The question really centers on whether you signed a retainer and what the terms of the retainer agreement were. In New York, attorneys are supposed to have retainer agreements signed for all legal services where the fee exceeds $3,500.00. If you are being charged on an hourly rate the attorney is supposed to send itemized statements of the hours and fees every 60 days at a minimum. If he did not send those invoices he is not entitled to payment. Either way, the fee seems excessive as real estate closings are generally billed as a flat fee. If the closing has not taken place yet you can hire new counsel.
This e-mail may contain confidential or privileged information. If you are not the intended recipient, please notify the sender immediately by return e-mail and delete this e-mail and all copies and attachments. If you are not the intended recipient, or the employee or agent responsible for delivering the message to the intended recipient, you are hereby notified that any dissemination, distribution or copying of this communication is strictly prohibited.
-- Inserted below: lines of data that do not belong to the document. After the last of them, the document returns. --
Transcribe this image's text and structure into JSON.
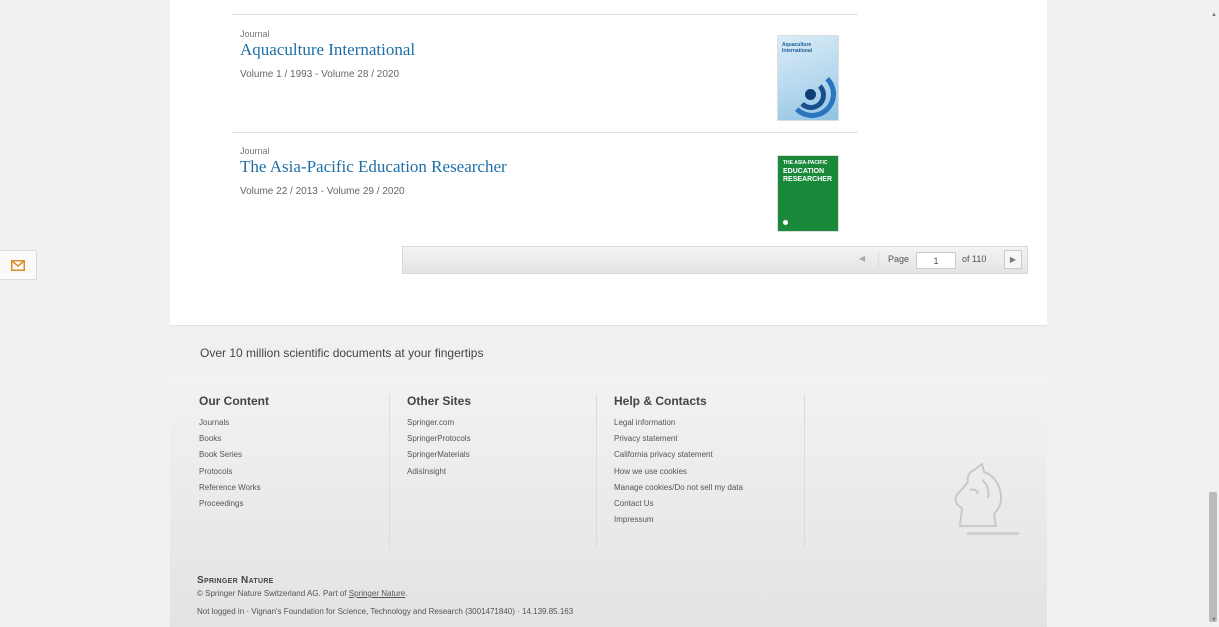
{
  "results": [
    {
      "type": "Journal",
      "title": "Aquaculture International",
      "volume": "Volume 1 / 1993 - Volume 28 / 2020",
      "cover_text": "Aquaculture International"
    },
    {
      "type": "Journal",
      "title": "The Asia-Pacific Education Researcher",
      "volume": "Volume 22 / 2013 - Volume 29 / 2020",
      "cover_text_1": "THE ASIA-PACIFIC",
      "cover_text_2": "EDUCATION RESEARCHER"
    }
  ],
  "pager": {
    "prev": "◀",
    "page_label": "Page",
    "page_value": "1",
    "of_label": "of 110",
    "next": "▶"
  },
  "tagline": "Over 10 million scientific documents at your fingertips",
  "footer": {
    "our_content": {
      "heading": "Our Content",
      "items": [
        "Journals",
        "Books",
        "Book Series",
        "Protocols",
        "Reference Works",
        "Proceedings"
      ]
    },
    "other_sites": {
      "heading": "Other Sites",
      "items": [
        "Springer.com",
        "SpringerProtocols",
        "SpringerMaterials",
        "AdisInsight"
      ]
    },
    "help": {
      "heading": "Help & Contacts",
      "items": [
        "Legal information",
        "Privacy statement",
        "California privacy statement",
        "How we use cookies",
        "Manage cookies/Do not sell my data",
        "Contact Us",
        "Impressum"
      ]
    },
    "brand": "Springer Nature",
    "copyright_prefix": "© Springer Nature Switzerland AG. Part of ",
    "copyright_link": "Springer Nature",
    "copyright_suffix": ".",
    "login_line": "Not logged in · Vignan's Foundation for Science, Technology and Research (3001471840) · 14.139.85.163"
  },
  "colors": {
    "link": "#1e6fa8",
    "page_bg": "#f1f1f1",
    "footer_bg": "#e9e9e9"
  }
}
IRS Circular 230 Notice: Unless specifically stated otherwise, any tax advice contained in this communication (including any attachments) is not intended or written to be used, and cannot be used, for the purpose of (i) avoiding penalties under the Internal Revenue Code or (ii) promoting, marketing or recommending to another party any transaction or matter addressed herein. Unless specifically stated otherwise, this communication shall not be deemed to be legal or tax advice, and no attorney-client relationship shall be deemed to have been created.
You may want to consult with another attorney to see what you would be charged.
This answer does not constitute legal advice and no attorney client relationship has been formed. Before choosing a course of action, it is always advisable to seek the advice of an attorney in your area.
I agree with the above posters in all respects re: a written retainer. However the absence of a retainer does not mean that the attorney is not entitled to charge a reasonable fee for work performed. Whether the fee is reasonable is another question altogether.
Every real estate closing is different, but $10k sounds a bit excessive for a simple deal within NYC. Especially considering that you were initially quoted $1k. That being said, the fee in a real estate deal can vary based upon purchase price, the type of property, whether it is new construction, along with a thousand other items. Are there any complicating factors? Was the attorney extensively involved in negotiations of purchase price and other items?
As mentioned, you can always fire your lawyer and use someone else to close the deal. However be wary as this attorney will expect to be paid. I would immediately request an itemized bill for you to review. If you do not agree with it, the best way to protect your rights is to write a letter to the lawyer explaining why you do not agree with the bill and remind him of the initial quote. Feel free to bounce more questions about this because it sounds like a difficult situation.
The aforementioned opinion does not constitute legal advice and is for general informational purposes only. See an attorney licensed in your jurisdiction for competent legal advice. No attorney-client relationship has been formed through the within legal question and answer session.